James and Maria Ivory's dreams of a relaxing retirement on Florida's Gulf Coast were put on hold when they discovered their new home had been built with Chinese drywall that emits sulfuric fumes and corrodes pipes. It got worse when they asked their insurer for help. Not only was their claim denied, but they've been told their entire policy won't be renewed.
At least three insurers already have canceled or refused to renew policies after homeowners sought help replacing the bad materials. Because mortgage companies require homeowners to insure their properties, they are then at risk of foreclosure, yet no law prevents the cancellations.
"This is like the small wave that's out on the horizon that's going to continue to grow and grow until it becomes a tsunami," said Florida attorney David Durkee, who represents hundreds of homeowners who are suing builders, suppliers and manufacturers over the drywall.

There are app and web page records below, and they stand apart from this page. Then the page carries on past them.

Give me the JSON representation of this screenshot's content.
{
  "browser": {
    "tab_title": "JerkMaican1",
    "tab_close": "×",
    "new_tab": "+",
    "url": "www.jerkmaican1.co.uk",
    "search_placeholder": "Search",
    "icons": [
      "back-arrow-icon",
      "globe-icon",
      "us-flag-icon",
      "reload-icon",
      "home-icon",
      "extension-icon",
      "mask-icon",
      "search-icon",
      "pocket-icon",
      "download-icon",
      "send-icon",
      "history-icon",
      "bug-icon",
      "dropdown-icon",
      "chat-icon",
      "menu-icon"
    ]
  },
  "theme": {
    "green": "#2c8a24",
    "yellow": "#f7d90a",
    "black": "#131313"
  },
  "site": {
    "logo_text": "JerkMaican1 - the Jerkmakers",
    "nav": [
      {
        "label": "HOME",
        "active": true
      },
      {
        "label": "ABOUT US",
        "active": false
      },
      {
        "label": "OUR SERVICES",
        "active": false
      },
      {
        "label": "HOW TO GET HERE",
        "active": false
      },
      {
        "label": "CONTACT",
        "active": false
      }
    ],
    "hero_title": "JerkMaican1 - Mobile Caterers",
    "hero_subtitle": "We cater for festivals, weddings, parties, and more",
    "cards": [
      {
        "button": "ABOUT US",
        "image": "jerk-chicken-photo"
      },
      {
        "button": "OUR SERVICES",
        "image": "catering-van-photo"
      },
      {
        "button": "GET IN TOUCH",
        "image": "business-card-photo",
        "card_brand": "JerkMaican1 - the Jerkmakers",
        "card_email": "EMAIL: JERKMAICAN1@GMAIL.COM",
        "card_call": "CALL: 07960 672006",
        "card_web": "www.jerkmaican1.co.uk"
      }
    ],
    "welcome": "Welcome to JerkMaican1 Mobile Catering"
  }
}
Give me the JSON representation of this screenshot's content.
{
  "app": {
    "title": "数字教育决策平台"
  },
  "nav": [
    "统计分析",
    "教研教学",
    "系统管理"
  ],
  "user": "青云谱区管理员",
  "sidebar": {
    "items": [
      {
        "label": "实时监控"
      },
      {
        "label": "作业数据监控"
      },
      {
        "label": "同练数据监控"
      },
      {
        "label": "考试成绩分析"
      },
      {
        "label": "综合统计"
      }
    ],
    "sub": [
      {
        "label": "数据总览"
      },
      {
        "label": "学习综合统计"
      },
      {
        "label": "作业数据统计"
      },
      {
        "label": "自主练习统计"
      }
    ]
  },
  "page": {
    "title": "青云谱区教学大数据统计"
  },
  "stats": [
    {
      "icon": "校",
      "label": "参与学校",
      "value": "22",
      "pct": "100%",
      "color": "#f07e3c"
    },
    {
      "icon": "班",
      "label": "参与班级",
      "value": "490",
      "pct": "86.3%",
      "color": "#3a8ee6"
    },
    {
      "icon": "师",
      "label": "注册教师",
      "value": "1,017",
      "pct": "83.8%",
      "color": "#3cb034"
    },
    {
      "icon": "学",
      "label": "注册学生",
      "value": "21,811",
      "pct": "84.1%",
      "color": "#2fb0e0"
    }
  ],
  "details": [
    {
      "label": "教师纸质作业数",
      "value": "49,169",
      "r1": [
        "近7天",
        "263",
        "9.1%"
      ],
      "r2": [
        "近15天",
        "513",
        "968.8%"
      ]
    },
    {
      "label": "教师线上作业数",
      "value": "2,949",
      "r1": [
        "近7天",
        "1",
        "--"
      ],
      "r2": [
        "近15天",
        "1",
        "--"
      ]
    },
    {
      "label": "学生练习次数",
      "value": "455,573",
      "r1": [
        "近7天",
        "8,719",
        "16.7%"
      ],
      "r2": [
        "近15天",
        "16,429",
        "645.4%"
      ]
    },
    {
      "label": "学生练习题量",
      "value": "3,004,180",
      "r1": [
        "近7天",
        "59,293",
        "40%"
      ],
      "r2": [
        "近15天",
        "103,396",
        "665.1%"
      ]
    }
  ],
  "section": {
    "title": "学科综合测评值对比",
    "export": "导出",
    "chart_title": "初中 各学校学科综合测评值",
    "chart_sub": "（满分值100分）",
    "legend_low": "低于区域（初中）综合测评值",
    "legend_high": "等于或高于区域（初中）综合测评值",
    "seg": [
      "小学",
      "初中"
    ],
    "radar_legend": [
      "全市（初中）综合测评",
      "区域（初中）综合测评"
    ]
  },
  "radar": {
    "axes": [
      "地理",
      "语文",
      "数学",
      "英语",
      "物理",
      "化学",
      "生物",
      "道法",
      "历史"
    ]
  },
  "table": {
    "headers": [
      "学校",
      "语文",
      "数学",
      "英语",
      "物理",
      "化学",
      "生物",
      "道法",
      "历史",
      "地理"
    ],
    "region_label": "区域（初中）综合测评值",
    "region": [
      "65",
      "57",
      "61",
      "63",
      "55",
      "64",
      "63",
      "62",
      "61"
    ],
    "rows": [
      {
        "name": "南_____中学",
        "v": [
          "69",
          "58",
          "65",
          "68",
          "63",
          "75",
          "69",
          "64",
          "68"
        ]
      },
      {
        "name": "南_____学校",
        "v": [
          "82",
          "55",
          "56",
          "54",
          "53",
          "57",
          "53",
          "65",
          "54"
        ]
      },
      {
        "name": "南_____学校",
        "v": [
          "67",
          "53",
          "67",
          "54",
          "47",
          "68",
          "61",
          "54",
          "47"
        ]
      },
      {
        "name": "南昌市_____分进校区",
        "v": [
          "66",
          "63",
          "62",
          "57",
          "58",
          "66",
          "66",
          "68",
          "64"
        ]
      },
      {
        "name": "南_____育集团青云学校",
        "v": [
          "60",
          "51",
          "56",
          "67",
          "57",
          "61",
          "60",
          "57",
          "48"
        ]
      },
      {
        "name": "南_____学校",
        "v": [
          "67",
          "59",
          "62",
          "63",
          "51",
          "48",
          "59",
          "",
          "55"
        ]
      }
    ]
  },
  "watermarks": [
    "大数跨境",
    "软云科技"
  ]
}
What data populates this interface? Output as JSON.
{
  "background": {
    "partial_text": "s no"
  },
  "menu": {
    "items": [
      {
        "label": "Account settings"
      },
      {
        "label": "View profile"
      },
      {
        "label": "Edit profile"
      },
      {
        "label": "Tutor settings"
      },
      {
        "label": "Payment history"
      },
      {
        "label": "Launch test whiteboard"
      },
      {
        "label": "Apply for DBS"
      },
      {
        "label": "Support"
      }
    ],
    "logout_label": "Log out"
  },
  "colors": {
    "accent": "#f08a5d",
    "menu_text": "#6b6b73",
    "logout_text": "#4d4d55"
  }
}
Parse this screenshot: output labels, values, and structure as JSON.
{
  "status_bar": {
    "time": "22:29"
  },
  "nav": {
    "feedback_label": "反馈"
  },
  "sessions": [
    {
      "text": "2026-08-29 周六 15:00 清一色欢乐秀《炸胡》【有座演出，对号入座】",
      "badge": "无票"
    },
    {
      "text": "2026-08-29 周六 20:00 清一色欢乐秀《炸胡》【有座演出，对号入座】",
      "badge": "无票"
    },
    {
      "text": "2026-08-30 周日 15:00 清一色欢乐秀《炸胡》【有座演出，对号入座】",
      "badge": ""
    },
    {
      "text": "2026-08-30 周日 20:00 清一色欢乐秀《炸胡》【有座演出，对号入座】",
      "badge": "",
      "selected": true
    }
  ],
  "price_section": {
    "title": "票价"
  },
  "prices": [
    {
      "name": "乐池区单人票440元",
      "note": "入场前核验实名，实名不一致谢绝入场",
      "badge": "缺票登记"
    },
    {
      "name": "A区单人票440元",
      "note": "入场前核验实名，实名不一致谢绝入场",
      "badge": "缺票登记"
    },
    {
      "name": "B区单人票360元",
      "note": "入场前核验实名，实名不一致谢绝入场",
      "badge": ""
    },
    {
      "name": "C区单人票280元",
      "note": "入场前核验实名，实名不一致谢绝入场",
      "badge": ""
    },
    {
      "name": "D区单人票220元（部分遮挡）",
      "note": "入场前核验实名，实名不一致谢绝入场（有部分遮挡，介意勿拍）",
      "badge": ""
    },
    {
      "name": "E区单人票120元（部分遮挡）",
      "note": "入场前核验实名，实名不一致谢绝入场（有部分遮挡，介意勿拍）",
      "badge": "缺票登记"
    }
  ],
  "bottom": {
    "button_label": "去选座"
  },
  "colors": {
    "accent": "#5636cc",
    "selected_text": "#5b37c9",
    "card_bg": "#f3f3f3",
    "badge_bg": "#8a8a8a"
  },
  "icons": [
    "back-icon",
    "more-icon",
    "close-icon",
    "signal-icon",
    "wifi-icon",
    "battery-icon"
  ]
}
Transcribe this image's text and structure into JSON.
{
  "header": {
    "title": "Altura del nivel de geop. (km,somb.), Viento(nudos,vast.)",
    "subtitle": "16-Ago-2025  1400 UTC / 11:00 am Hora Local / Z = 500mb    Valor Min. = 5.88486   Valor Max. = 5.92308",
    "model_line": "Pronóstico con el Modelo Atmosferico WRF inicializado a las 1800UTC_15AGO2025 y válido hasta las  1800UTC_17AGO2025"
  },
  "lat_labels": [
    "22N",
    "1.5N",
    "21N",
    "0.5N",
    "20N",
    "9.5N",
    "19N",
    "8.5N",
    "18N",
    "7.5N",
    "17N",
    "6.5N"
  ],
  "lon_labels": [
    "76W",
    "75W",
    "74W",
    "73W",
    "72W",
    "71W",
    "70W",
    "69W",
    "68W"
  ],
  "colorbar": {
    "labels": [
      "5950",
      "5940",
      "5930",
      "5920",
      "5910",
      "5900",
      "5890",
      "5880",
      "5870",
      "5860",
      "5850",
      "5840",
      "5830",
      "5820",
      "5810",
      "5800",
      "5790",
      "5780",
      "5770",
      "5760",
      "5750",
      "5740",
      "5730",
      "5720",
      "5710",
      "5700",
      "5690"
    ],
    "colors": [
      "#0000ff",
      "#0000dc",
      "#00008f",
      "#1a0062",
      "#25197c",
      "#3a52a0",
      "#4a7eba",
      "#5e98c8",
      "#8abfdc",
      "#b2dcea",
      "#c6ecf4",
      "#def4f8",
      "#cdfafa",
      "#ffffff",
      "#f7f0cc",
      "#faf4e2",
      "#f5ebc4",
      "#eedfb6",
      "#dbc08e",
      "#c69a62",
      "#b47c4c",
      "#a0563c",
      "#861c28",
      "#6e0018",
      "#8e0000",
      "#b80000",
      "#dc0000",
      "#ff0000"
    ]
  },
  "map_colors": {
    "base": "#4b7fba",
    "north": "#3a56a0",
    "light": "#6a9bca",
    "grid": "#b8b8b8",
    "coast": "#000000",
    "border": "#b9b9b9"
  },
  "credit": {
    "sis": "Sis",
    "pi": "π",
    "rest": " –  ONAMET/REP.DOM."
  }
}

During the height of the U.S. housing boom, with building materials in short supply, U.S. construction companies turned to Chinese-made drywall because it was abundant and cheap. An Associated Press analysis of shipping records found that more than 500 million pounds of Chinese gypsum board was imported from 2004 to 2008 -- enough to have built tens of thousands of homes. The materials are heavily concentrated in the Southeast, especially in Florida and areas of Louisiana and Mississippi hit hard by Hurricane Katrina.The defective materials have been found by state and federal agencies to emit "volatile sulfur compounds" and contain traces of strontium sulfide, which can produce a rotten-egg odor, along with organic compounds not found in U.S.-made drywall. Homeowners complain the fumes are corroding copper pipes, destroying TVs and air conditioners, and blackening jewelry and silverware. Some believe the wallboard is also making residents ill.
The federal government is studying the problem and considering some sort of relief for homeowners.
The Associated Press interviewed several homeowners who, like the Ivorys, were unlucky enough to purchase properties built with Chinese drywall. Those homeowners are now being hit with a second wave of bad news: Their insurers are declining to fill their claims, then canceling the policies or issuing notices that they won't be renewed until the problem is fixed.
The homebuyers have little recourse against the Chinese manufacturers; the companies and the Beijing government are not likely to respond to any lawsuits or reimburse them for the defective materials.
In each instance, the insurer learned of the drywall through a claim filed by the homeowner seeking financial help with its removal.
"It's been an emotional roller coaster," said James Ivory, who is still making mortgage payments on the Florida house. "It was all in our heads -- nice weather down there, calm life, beaches. Now I don't know what to do."